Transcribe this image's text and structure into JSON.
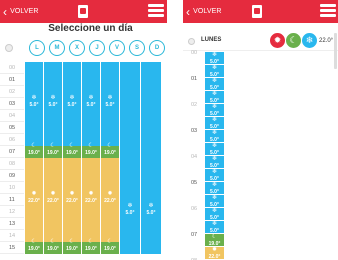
{
  "left_screen": {
    "back_label": "VOLVER",
    "title": "Seleccione un día",
    "days": [
      "L",
      "M",
      "X",
      "J",
      "V",
      "S",
      "D"
    ],
    "hours": [
      "00",
      "01",
      "02",
      "03",
      "04",
      "05",
      "06",
      "07",
      "08",
      "09",
      "10",
      "11",
      "12",
      "13",
      "14",
      "15"
    ],
    "temp_low": "5.0°",
    "temp_eco": "19.0°",
    "temp_comfort": "22.0°"
  },
  "right_screen": {
    "back_label": "VOLVER",
    "day_name": "LUNES",
    "current_temp": "22.0°",
    "hours": [
      "00",
      "01",
      "02",
      "03",
      "04",
      "05",
      "06",
      "07",
      "08"
    ],
    "cells": [
      {
        "mode": "low",
        "temp": "5.0°"
      },
      {
        "mode": "low",
        "temp": "5.0°"
      },
      {
        "mode": "low",
        "temp": "5.0°"
      },
      {
        "mode": "low",
        "temp": "5.0°"
      },
      {
        "mode": "low",
        "temp": "5.0°"
      },
      {
        "mode": "low",
        "temp": "5.0°"
      },
      {
        "mode": "low",
        "temp": "5.0°"
      },
      {
        "mode": "low",
        "temp": "5.0°"
      },
      {
        "mode": "low",
        "temp": "5.0°"
      },
      {
        "mode": "low",
        "temp": "5.0°"
      },
      {
        "mode": "low",
        "temp": "5.0°"
      },
      {
        "mode": "low",
        "temp": "5.0°"
      },
      {
        "mode": "low",
        "temp": "5.0°"
      },
      {
        "mode": "low",
        "temp": "5.0°"
      },
      {
        "mode": "eco",
        "temp": "19.0°"
      },
      {
        "mode": "comfort",
        "temp": "22.0°"
      }
    ]
  },
  "colors": {
    "topbar": "#e52b3e",
    "low": "#29b7ee",
    "eco": "#6ab04c",
    "comfort": "#f1c561",
    "day_circle": "#2cb8d8"
  },
  "icons": {
    "back": "chevron-left-icon",
    "logo": "app-logo-icon",
    "menu": "hamburger-menu-icon",
    "low": "snowflake-icon",
    "eco": "moon-icon",
    "comfort": "sun-icon"
  }
}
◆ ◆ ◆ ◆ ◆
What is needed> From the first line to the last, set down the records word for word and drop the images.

Response to this task>
Transcribe this image's text and structure into JSON.
{
  "left_screen": {
    "back_label": "VOLVER",
    "title": "Seleccione un día",
    "days": [
      "L",
      "M",
      "X",
      "J",
      "V",
      "S",
      "D"
    ],
    "hours": [
      "00",
      "01",
      "02",
      "03",
      "04",
      "05",
      "06",
      "07",
      "08",
      "09",
      "10",
      "11",
      "12",
      "13",
      "14",
      "15"
    ],
    "temp_low": "5.0°",
    "temp_eco": "19.0°",
    "temp_comfort": "22.0°"
  },
  "right_screen": {
    "back_label": "VOLVER",
    "day_name": "LUNES",
    "current_temp": "22.0°",
    "hours": [
      "00",
      "01",
      "02",
      "03",
      "04",
      "05",
      "06",
      "07",
      "08"
    ],
    "cells": [
      {
        "mode": "low",
        "temp": "5.0°"
      },
      {
        "mode": "low",
        "temp": "5.0°"
      },
      {
        "mode": "low",
        "temp": "5.0°"
      },
      {
        "mode": "low",
        "temp": "5.0°"
      },
      {
        "mode": "low",
        "temp": "5.0°"
      },
      {
        "mode": "low",
        "temp": "5.0°"
      },
      {
        "mode": "low",
        "temp": "5.0°"
      },
      {
        "mode": "low",
        "temp": "5.0°"
      },
      {
        "mode": "low",
        "temp": "5.0°"
      },
      {
        "mode": "low",
        "temp": "5.0°"
      },
      {
        "mode": "low",
        "temp": "5.0°"
      },
      {
        "mode": "low",
        "temp": "5.0°"
      },
      {
        "mode": "low",
        "temp": "5.0°"
      },
      {
        "mode": "low",
        "temp": "5.0°"
      },
      {
        "mode": "eco",
        "temp": "19.0°"
      },
      {
        "mode": "comfort",
        "temp": "22.0°"
      }
    ]
  },
  "colors": {
    "topbar": "#e52b3e",
    "low": "#29b7ee",
    "eco": "#6ab04c",
    "comfort": "#f1c561",
    "day_circle": "#2cb8d8"
  },
  "icons": {
    "back": "chevron-left-icon",
    "logo": "app-logo-icon",
    "menu": "hamburger-menu-icon",
    "low": "snowflake-icon",
    "eco": "moon-icon",
    "comfort": "sun-icon"
  }
}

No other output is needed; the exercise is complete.